Taken for a Ride: How Daimler-Benz Drove Off With Chrysler
Bill Vlasic, Bradley A. Stertz
Here is the book that exposed the Daimler-Chrysler "merger of equals" as a bold German takeover of an industrial icon. Taken for a Ride reveals the shock waves felt around the world when Daimler-Benz bought Chrysler for $36 billion in 1998. In a gripping narrative, Bill Vlasic and Bradley A. Stertz go behind the scenes of the defining corporate drama of the decade -- and in a new epilogue chart its chaotic aftermath.

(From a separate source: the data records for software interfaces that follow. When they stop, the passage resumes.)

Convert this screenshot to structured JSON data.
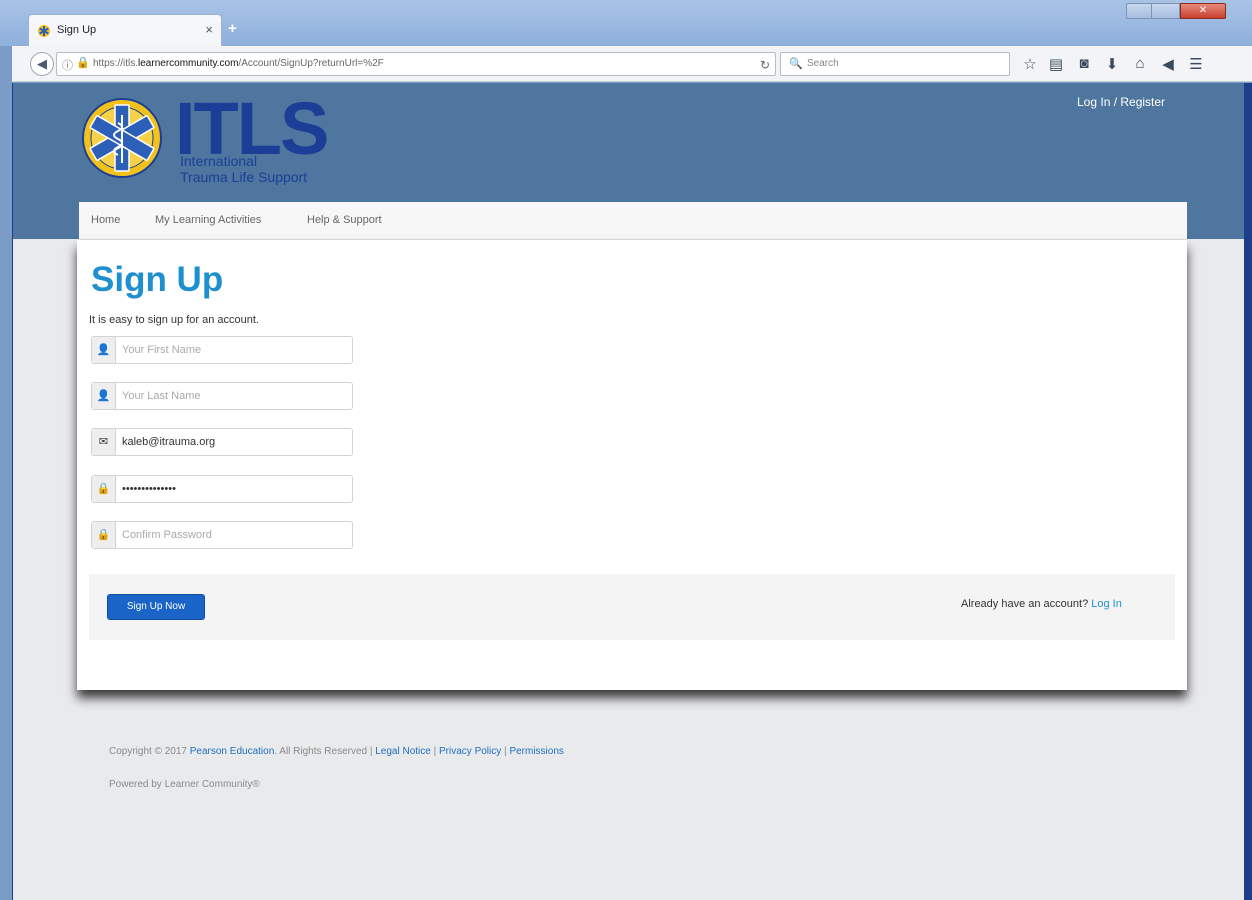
{
  "browser": {
    "tab_title": "Sign Up",
    "tab_close": "×",
    "new_tab": "+",
    "url_prefix": "https://itls.",
    "url_host": "learnercommunity.com",
    "url_path": "/Account/SignUp?returnUrl=%2F",
    "search_placeholder": "Search"
  },
  "header": {
    "logo_text": "ITLS",
    "logo_line1": "International",
    "logo_line2": "Trauma Life Support",
    "login_register": "Log In / Register",
    "colors": {
      "header_bg": "#4e769e",
      "logo_blue": "#1d3e96",
      "emblem_yellow": "#f2c21b",
      "star_blue": "#2b5fb8"
    }
  },
  "menu": {
    "items": [
      "Home",
      "My Learning Activities",
      "Help & Support"
    ]
  },
  "signup": {
    "title": "Sign Up",
    "intro": "It is easy to sign up for an account.",
    "fields": {
      "first_name": {
        "placeholder": "Your First Name",
        "value": ""
      },
      "last_name": {
        "placeholder": "Your Last Name",
        "value": ""
      },
      "email": {
        "placeholder": "",
        "value": "kaleb@itrauma.org"
      },
      "password": {
        "placeholder": "",
        "value": "••••••••••••••"
      },
      "confirm_password": {
        "placeholder": "Confirm Password",
        "value": ""
      }
    },
    "submit_label": "Sign Up Now",
    "already_text": "Already have an account?",
    "login_link": "Log In",
    "colors": {
      "title": "#1e8fcf",
      "button": "#1a63c7"
    }
  },
  "footer": {
    "copyright": "Copyright © 2017",
    "company": "Pearson Education",
    "rights": ". All Rights Reserved |",
    "legal": "Legal Notice",
    "privacy": "Privacy Policy",
    "permissions": "Permissions",
    "sep": "|",
    "powered": "Powered by Learner Community®"
  }
}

brought Chrysler back from the brink. Eaton and Lutz couldn’t have been more different. Lutz grew up rich, rootless, and restless. He was born on February 13—the same date as Eaton—in 1932 in Zurich, Switzerland, the first of three sons for Robert Harry Lutz, a prominent executive with Credit Suisse Bank, and his wife, Margaret. The family moved back and forth from Europe to the United States, and Lutz bounced through schools in Zurich, Lausanne, and the wealthy New York suburbs of Scarsdale and

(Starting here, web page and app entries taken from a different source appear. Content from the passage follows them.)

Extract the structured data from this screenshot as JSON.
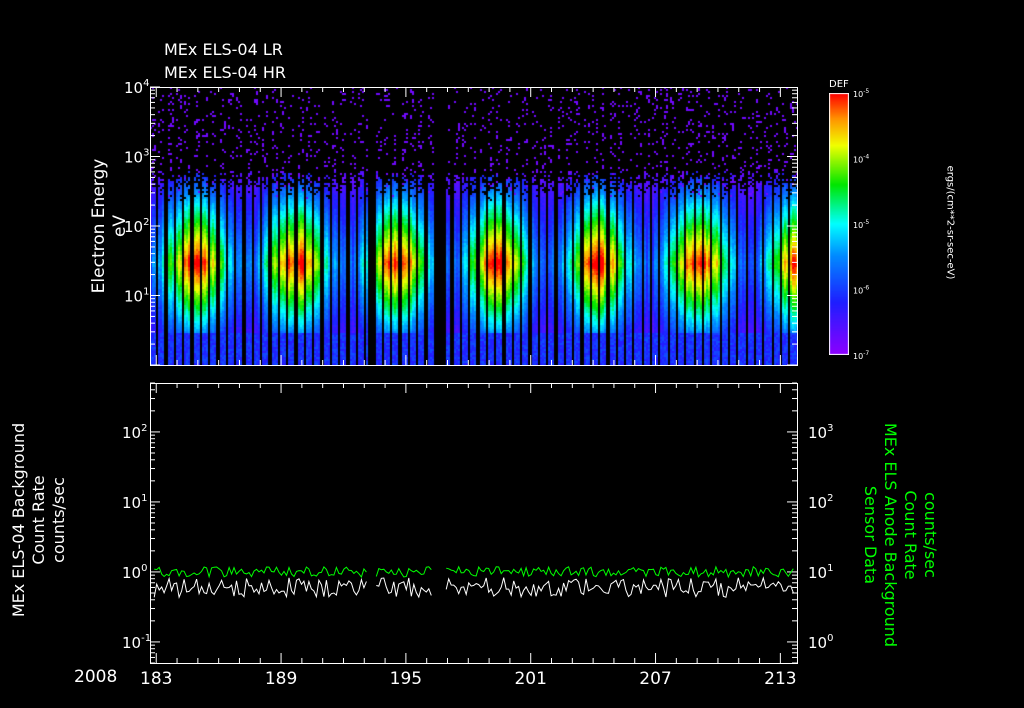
{
  "chart_data": [
    {
      "type": "heatmap",
      "titles": [
        "MEx ELS-04 LR",
        "MEx ELS-04 HR"
      ],
      "ylabel": "Electron Energy",
      "yunits": "eV",
      "yscale": "log",
      "ylim": [
        1,
        10000
      ],
      "yticks": [
        {
          "exp": "1",
          "label": "10"
        },
        {
          "exp": "2",
          "label": "10"
        },
        {
          "exp": "3",
          "label": "10"
        },
        {
          "exp": "4",
          "label": "10"
        }
      ],
      "xlim": [
        182.7,
        213.8
      ],
      "data_gaps": [
        [
          193.15,
          193.55
        ],
        [
          196.3,
          196.85
        ]
      ],
      "colorbar": {
        "label": "DEF",
        "units": "ergs/(cm**2-sr-sec-eV)",
        "range": [
          1e-07,
          1e-05
        ],
        "ticks": [
          {
            "b": "10",
            "e": "-5"
          },
          {
            "b": "10",
            "e": "-4"
          },
          {
            "b": "10",
            "e": "-5"
          },
          {
            "b": "10",
            "e": "-6"
          },
          {
            "b": "10",
            "e": "-7"
          }
        ]
      },
      "peak_energy_eV": 30,
      "upper_cutoff_eV": 400,
      "lower_cutoff_eV": 3
    },
    {
      "type": "line",
      "left_ylabel": [
        "MEx ELS-04 Background",
        "Count Rate",
        "counts/sec"
      ],
      "right_ylabel": [
        "Sensor Data",
        "MEx ELS Anode Background",
        "Count Rate",
        "counts/sec"
      ],
      "yscale": "log",
      "left_ylim": [
        0.05,
        500
      ],
      "right_ylim": [
        0.5,
        5000
      ],
      "left_yticks": [
        {
          "b": "10",
          "e": "2"
        },
        {
          "b": "10",
          "e": "1"
        },
        {
          "b": "10",
          "e": "0"
        },
        {
          "b": "10",
          "e": "-1"
        }
      ],
      "right_yticks": [
        {
          "b": "10",
          "e": "3"
        },
        {
          "b": "10",
          "e": "2"
        },
        {
          "b": "10",
          "e": "1"
        },
        {
          "b": "10",
          "e": "0"
        }
      ],
      "xlim": [
        182.7,
        213.8
      ],
      "series": [
        {
          "name": "MEx ELS-04 Background",
          "axis": "left",
          "color": "#ffffff",
          "mean": 0.6,
          "min": 0.4,
          "max": 0.9
        },
        {
          "name": "MEx ELS Anode Background",
          "axis": "right",
          "color": "#00ff00",
          "mean": 10,
          "min": 8.5,
          "max": 13
        }
      ]
    }
  ],
  "xaxis": {
    "year": "2008",
    "ticks": [
      "183",
      "189",
      "195",
      "201",
      "207",
      "213"
    ]
  },
  "colors": {
    "bg": "#000000",
    "axis": "#ffffff",
    "green": "#00ff00"
  }
}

money,” Iacocca blustered. TAKEN FOR A RIDE / 55 But he did handle Deutsche Bank, and the money wasn’t there either. “Lee, we’ve done a lot of business with you,” a Deutsche Bank executive told Iacocca. “We might play with you, but it has got to be friendly. We don’t want it to be hostile.” KERKORIAN’S BID WAS SPUTTERING. Chrysler’s stock price fell to $44 by April 20, the day of the Bank of America meeting. The early euphoria on Wall Street had gone flat and surly. Angry and confused traders
done all the right things,” director Earl Graves said admiringly. The hotel hall seemed like a patriotic pep rally, with Eaton playing the role of conquering hero. Denomme chided a reporter who was asking directors about Kerkorian. “You still riding that horse?” Denomme scoffed. “That horse is dead.” Reporters rushed to telephones for Kerkorian’s reaction to the dividend. “This is a very small step in the right direction,” Yemenidjian conceded. There was an air of finality in St. Louis. The

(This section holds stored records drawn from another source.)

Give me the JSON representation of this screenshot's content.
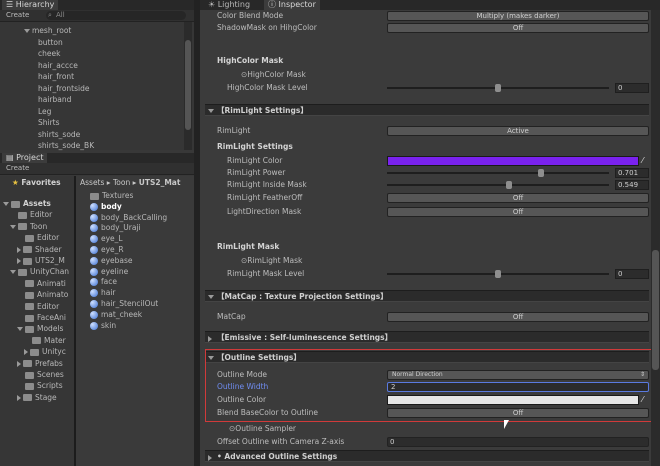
{
  "hierarchy": {
    "tab": "Hierarchy",
    "create": "Create",
    "search": "All",
    "items": [
      {
        "label": "mesh_root",
        "indent": 1,
        "arrow": "down"
      },
      {
        "label": "button",
        "indent": 2
      },
      {
        "label": "cheek",
        "indent": 2
      },
      {
        "label": "hair_accce",
        "indent": 2
      },
      {
        "label": "hair_front",
        "indent": 2
      },
      {
        "label": "hair_frontside",
        "indent": 2
      },
      {
        "label": "hairband",
        "indent": 2
      },
      {
        "label": "Leg",
        "indent": 2
      },
      {
        "label": "Shirts",
        "indent": 2
      },
      {
        "label": "shirts_sode",
        "indent": 2
      },
      {
        "label": "shirts_sode_BK",
        "indent": 2
      }
    ]
  },
  "project": {
    "tab": "Project",
    "create": "Create",
    "favorites": "Favorites",
    "folders": [
      {
        "label": "Assets",
        "indent": 0,
        "arrow": "down",
        "bold": true
      },
      {
        "label": "Editor",
        "indent": 1
      },
      {
        "label": "Toon",
        "indent": 1,
        "arrow": "down"
      },
      {
        "label": "Editor",
        "indent": 2
      },
      {
        "label": "Shader",
        "indent": 2,
        "arrow": "right"
      },
      {
        "label": "UTS2_M",
        "indent": 2,
        "arrow": "right"
      },
      {
        "label": "UnityChan",
        "indent": 1,
        "arrow": "down"
      },
      {
        "label": "Animati",
        "indent": 2
      },
      {
        "label": "Animato",
        "indent": 2
      },
      {
        "label": "Editor",
        "indent": 2
      },
      {
        "label": "FaceAni",
        "indent": 2
      },
      {
        "label": "Models",
        "indent": 2,
        "arrow": "down"
      },
      {
        "label": "Mater",
        "indent": 3
      },
      {
        "label": "Unityc",
        "indent": 3,
        "arrow": "right"
      },
      {
        "label": "Prefabs",
        "indent": 2,
        "arrow": "right"
      },
      {
        "label": "Scenes",
        "indent": 2
      },
      {
        "label": "Scripts",
        "indent": 2
      },
      {
        "label": "Stage",
        "indent": 2,
        "arrow": "right"
      }
    ],
    "breadcrumb": [
      "Assets",
      "Toon",
      "UTS2_Mat"
    ],
    "assets": [
      {
        "label": "Textures",
        "kind": "folder"
      },
      {
        "label": "body",
        "kind": "material",
        "selected": true
      },
      {
        "label": "body_BackCalling",
        "kind": "material"
      },
      {
        "label": "body_Uraji",
        "kind": "material"
      },
      {
        "label": "eye_L",
        "kind": "material"
      },
      {
        "label": "eye_R",
        "kind": "material"
      },
      {
        "label": "eyebase",
        "kind": "material"
      },
      {
        "label": "eyeline",
        "kind": "material"
      },
      {
        "label": "face",
        "kind": "material"
      },
      {
        "label": "hair",
        "kind": "material"
      },
      {
        "label": "hair_StencilOut",
        "kind": "material"
      },
      {
        "label": "mat_cheek",
        "kind": "material"
      },
      {
        "label": "skin",
        "kind": "material"
      }
    ]
  },
  "inspector": {
    "tabs": [
      "Lighting",
      "Inspector"
    ],
    "color_blend_mode": {
      "label": "Color Blend Mode",
      "value": "Multiply (makes darker)"
    },
    "shadowmask": {
      "label": "ShadowMask on HihgColor",
      "value": "Off"
    },
    "highcolor_mask_header": "HighColor Mask",
    "highcolor_mask": "HighColor Mask",
    "highcolor_mask_level": {
      "label": "HighColor Mask Level",
      "value": "0",
      "fraction": 0.5
    },
    "rimlight_section": "【RimLight Settings】",
    "rimlight": {
      "label": "RimLight",
      "value": "Active"
    },
    "rimlight_settings_header": "RimLight Settings",
    "rimlight_color": {
      "label": "RimLight Color",
      "color": "#7a22ee"
    },
    "rimlight_power": {
      "label": "RimLight Power",
      "value": "0.701",
      "fraction": 0.7
    },
    "rimlight_inside_mask": {
      "label": "RimLight Inside Mask",
      "value": "0.549",
      "fraction": 0.55
    },
    "rimlight_featheroff": {
      "label": "RimLight FeatherOff",
      "value": "Off"
    },
    "lightdirection_mask": {
      "label": "LightDirection Mask",
      "value": "Off"
    },
    "rimlight_mask_header": "RimLight Mask",
    "rimlight_mask": "RimLight Mask",
    "rimlight_mask_level": {
      "label": "RimLight Mask Level",
      "value": "0",
      "fraction": 0.5
    },
    "matcap_section": "【MatCap : Texture Projection Settings】",
    "matcap": {
      "label": "MatCap",
      "value": "Off"
    },
    "emissive_section": "【Emissive : Self-luminescence Settings】",
    "outline_section": "【Outline Settings】",
    "outline_mode": {
      "label": "Outline Mode",
      "value": "Normal Direction"
    },
    "outline_width": {
      "label": "Outline Width",
      "value": "2"
    },
    "outline_color": {
      "label": "Outline Color",
      "color": "#e6e6e6"
    },
    "blend_basecolor": {
      "label": "Blend BaseColor to Outline",
      "value": "Off"
    },
    "outline_sampler": "Outline Sampler",
    "offset_outline": {
      "label": "Offset Outline with Camera Z-axis",
      "value": "0"
    },
    "advanced_outline_section": "Advanced Outline Settings",
    "highlight_color": "#d03a3a"
  }
}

would be in the thick of it. He planned a whirlwind set of trips to Brazil, Argentina, India, Indonesia, and beyond. He already felt a sense of camaraderie, a friendship with Jonscher and his team. “They are great people,” he would tell Eaton. Eaton felt the same way. In the tumult created by Kerkorian, Eaton wanted to move on Q-Star. Mercedes was a lifeline. It was the type of bold move he needed to show investors that Chrysler had a vision. Eaton did have reservations. Lutz had planted plenty
of that junk. I’ve got the profitable piece.” Lutz didn’t get it. “I don’t know about your situation,” Lutz said. “I have a lot of autonomy running operations at Chrysler, but I do talk to my boss a lot and keep him informed of what I’m doing, to keep him up to speed. If I were to do things of a policy nature without informing him, I think he’d feel I was overstepping my authority.” “Ah yes, but that is not the case here,” Werner said. “It’s an entirely different situation. Lutz had a suspicion